souvenirs from Israel

Because it's the weekend, and it has been scientifically proven that on the weekend, the people of the internet can only read lists, here's a list of little tokens I brought home that keep reminding me of our trip to Israel.

Halvah || Have you ever tasted hummus and thought, "this might taste good as candy?" No? Well, you're wrong. In that bowl on the left sits the flaky, sweet middle eastern candy known as halvah. Although not actually hummus candy, halvah is sesame candy, and ground up sesame seeds are tahini, and tahini is a crucial component of hummus, so, close enough. I am obsessed with this stuff, and finished off my entire duty-free container in a matter of days. (if I can't read the nutrition facts due to their being in Hebrew or Arabic, it's healthy, right?) Then, the first chance I got, I visited my local Middle Eastern grocery store and bought a giant vat that came complete with English nutrition facts. Rude.

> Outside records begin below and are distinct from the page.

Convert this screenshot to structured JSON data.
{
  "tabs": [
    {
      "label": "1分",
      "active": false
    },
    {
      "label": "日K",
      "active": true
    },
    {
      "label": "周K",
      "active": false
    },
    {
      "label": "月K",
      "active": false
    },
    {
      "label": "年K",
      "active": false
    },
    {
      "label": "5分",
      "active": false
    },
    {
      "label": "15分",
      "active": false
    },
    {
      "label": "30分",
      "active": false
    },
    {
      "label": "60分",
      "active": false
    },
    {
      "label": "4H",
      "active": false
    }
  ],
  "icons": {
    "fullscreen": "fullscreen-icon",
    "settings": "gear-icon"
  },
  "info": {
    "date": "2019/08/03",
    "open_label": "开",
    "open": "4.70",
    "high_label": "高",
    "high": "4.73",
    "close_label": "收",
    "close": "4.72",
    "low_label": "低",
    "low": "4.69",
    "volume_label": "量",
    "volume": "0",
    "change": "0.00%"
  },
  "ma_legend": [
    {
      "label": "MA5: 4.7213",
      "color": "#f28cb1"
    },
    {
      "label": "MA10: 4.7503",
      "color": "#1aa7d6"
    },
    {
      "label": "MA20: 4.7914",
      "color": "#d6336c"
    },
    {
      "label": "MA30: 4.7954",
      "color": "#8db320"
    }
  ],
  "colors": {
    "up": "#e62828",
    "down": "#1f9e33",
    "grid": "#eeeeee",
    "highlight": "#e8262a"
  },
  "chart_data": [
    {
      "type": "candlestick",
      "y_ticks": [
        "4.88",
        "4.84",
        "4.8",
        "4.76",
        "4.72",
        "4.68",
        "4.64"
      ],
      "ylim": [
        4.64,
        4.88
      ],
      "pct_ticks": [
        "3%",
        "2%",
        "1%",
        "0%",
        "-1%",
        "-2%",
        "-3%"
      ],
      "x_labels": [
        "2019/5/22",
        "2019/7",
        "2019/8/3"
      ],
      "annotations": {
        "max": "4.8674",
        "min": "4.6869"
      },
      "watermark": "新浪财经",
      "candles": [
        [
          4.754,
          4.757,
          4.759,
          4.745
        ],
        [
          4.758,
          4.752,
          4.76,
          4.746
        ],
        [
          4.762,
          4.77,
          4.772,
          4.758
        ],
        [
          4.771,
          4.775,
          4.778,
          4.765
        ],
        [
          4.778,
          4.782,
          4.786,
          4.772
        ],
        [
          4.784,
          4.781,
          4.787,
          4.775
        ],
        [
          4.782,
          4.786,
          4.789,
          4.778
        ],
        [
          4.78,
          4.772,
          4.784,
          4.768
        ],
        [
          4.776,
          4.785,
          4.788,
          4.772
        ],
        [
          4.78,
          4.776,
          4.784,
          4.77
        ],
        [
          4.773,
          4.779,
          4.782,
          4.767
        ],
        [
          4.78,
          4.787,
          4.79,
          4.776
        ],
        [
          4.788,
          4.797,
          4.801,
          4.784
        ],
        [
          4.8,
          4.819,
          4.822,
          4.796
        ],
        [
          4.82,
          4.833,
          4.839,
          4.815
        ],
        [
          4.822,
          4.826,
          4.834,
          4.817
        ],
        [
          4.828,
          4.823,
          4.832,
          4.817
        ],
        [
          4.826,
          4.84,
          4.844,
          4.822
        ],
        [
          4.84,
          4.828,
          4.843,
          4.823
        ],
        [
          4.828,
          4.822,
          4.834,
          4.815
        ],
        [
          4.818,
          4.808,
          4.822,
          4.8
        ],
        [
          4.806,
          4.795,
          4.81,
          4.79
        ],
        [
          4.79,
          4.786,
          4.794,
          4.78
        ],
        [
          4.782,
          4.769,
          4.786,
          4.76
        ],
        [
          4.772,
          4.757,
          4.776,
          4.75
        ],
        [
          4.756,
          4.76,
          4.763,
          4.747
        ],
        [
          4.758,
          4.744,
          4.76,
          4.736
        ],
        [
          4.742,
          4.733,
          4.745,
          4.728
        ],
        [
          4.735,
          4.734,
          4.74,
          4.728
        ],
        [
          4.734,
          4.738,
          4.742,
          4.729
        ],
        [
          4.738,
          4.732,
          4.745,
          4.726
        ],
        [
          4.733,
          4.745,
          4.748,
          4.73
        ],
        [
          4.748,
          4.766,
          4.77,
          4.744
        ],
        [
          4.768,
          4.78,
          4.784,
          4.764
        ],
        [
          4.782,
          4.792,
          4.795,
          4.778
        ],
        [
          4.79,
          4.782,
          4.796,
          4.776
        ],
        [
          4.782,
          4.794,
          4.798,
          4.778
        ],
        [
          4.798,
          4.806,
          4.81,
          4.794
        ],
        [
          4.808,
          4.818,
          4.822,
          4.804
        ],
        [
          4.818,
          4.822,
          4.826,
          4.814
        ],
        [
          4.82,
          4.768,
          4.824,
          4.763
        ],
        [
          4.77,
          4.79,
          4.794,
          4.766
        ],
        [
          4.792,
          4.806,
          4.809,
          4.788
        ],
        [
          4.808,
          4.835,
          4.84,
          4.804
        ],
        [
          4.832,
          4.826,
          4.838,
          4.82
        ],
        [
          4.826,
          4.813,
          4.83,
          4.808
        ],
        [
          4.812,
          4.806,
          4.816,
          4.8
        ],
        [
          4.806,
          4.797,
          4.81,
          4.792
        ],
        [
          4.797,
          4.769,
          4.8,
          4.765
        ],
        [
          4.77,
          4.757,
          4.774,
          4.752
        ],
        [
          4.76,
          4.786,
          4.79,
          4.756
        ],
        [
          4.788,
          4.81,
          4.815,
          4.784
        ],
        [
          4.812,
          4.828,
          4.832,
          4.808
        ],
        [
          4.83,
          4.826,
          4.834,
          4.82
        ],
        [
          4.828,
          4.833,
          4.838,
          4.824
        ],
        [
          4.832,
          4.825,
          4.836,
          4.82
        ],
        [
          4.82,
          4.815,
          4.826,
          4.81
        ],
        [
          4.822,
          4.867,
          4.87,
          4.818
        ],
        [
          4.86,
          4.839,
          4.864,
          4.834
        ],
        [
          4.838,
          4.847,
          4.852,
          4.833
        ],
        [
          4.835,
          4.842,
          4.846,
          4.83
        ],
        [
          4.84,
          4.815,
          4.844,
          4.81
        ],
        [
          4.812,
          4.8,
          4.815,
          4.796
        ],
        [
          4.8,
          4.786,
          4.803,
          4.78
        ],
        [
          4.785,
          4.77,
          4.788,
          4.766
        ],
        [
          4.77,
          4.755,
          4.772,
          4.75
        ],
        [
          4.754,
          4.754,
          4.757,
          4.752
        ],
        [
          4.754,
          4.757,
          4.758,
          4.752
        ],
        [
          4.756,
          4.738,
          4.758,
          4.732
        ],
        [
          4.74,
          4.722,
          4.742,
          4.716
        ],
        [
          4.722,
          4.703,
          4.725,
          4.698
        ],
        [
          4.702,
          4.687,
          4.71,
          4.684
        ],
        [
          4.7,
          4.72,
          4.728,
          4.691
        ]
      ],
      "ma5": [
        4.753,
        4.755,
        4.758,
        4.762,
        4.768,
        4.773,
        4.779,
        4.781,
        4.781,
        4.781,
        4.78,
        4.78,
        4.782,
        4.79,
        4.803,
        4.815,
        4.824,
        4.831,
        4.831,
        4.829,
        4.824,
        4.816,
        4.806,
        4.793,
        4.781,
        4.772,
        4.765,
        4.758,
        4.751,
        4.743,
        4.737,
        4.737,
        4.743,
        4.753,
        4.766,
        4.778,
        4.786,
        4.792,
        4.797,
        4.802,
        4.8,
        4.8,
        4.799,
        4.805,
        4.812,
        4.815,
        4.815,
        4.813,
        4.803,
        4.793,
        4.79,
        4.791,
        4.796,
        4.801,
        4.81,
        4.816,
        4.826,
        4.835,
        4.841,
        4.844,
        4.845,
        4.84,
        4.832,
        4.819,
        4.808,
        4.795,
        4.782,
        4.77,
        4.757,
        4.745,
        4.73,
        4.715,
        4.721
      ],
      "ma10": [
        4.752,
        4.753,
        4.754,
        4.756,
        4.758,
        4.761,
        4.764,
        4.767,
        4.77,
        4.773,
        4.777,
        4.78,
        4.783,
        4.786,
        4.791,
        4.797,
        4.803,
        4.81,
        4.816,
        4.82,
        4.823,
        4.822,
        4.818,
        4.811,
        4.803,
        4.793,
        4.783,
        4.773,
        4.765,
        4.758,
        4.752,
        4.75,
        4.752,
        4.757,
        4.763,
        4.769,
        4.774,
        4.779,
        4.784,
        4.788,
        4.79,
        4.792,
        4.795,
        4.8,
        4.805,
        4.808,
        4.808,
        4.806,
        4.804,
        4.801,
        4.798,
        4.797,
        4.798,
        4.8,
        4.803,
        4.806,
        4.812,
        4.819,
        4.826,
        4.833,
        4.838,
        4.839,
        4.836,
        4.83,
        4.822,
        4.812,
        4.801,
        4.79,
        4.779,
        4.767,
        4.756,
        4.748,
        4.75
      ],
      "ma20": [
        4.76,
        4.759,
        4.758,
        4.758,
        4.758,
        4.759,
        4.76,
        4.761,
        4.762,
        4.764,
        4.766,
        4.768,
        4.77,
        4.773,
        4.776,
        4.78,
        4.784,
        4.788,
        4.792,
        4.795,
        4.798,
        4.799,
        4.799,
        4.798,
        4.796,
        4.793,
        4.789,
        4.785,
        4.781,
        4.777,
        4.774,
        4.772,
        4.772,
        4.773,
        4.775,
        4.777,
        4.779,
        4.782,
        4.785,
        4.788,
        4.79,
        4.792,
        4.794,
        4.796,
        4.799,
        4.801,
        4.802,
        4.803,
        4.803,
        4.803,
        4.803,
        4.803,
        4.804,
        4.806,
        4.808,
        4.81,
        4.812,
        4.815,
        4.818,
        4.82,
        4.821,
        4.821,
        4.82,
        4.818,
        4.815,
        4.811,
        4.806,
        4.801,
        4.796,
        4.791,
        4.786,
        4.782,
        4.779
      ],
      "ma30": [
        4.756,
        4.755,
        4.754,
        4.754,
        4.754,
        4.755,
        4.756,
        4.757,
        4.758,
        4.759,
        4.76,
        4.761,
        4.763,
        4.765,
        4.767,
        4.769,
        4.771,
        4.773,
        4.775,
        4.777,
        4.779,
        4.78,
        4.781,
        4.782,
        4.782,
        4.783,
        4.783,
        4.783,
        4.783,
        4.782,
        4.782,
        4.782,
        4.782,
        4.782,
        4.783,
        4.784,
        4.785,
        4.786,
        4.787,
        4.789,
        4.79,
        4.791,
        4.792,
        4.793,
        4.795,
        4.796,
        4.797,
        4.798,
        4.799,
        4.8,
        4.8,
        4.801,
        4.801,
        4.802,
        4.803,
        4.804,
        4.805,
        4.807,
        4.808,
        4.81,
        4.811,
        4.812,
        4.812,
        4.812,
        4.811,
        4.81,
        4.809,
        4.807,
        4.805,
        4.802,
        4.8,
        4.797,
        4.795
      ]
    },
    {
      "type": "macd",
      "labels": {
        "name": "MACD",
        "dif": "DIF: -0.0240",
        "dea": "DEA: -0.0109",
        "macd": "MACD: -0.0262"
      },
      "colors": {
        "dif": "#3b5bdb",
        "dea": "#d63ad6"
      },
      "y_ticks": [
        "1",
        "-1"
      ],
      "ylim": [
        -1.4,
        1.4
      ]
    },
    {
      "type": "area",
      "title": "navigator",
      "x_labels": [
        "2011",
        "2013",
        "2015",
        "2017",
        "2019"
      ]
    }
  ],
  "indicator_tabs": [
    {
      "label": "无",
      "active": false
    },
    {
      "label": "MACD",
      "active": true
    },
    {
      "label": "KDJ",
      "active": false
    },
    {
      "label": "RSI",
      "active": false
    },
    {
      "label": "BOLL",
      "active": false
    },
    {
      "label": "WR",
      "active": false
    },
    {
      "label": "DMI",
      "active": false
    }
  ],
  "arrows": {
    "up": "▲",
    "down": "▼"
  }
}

Cheap pashmina || Displays of these scarves were set up conspicuously in every single market, just waiting to trap tourists like myself. I chose this green one because it reminded me of the bright blues and greens of Akko. Also I've been told I look good in green. 

Tea set || I don't actually own these PiP Studio dishes -- yet. Some of these mismatched dishes and teacups waited for us in our room at the Efendi, and it was out of one of the tea cups that I drank wine on the roof while watching the sunset -- a top ten Israel memory. I recently discovered that the brand is available on Amazon and pretty much everything is on my wish list.

Hamsa | Similar to the evil eye in Greece, the hamsa is a universal sign of protection. Much like the scarves, walls of hamsas are set up in every place you might find tourists.

Jewelry | Top left: I discovered the jewelry designer Shani Jacobi at a tiny store in an unassuming strip mall, and I'm in love with everything she makes -- but these earrings especially. Top right and bottom: I bought the delicate feather necklace at an arts market in Tel Aviv with the help of Y's uncle, who made sure that the Hebrew-speaking artist and I understood each other. Helpful, because I really don't understand Hebrew -- so much so that I didn't realize that Y's uncle was also buying me the matching earrings. So sweet, right? 

This is a really great story to tell when you want to see if someone is listening to you-- I told it to some co-workers and one of them said, "how romantic!" 

She was not listening. 

Toiletries | At the Efendi hotel, our shower was stocked with this Delicate Jasmine shampoo and conditioner by Sabon, a company founded in Tel Aviv. I obviously kept it (because I'm Ross) and now I might be slightly obsessed and buying it for everyone I think deserves a little spa indulgence. Tip: before giving your mother-in-law jasmine-scented hand lotion, read the label that says that jasmine is actually an aphrodisiac and this lotion is very "sensual". Oops.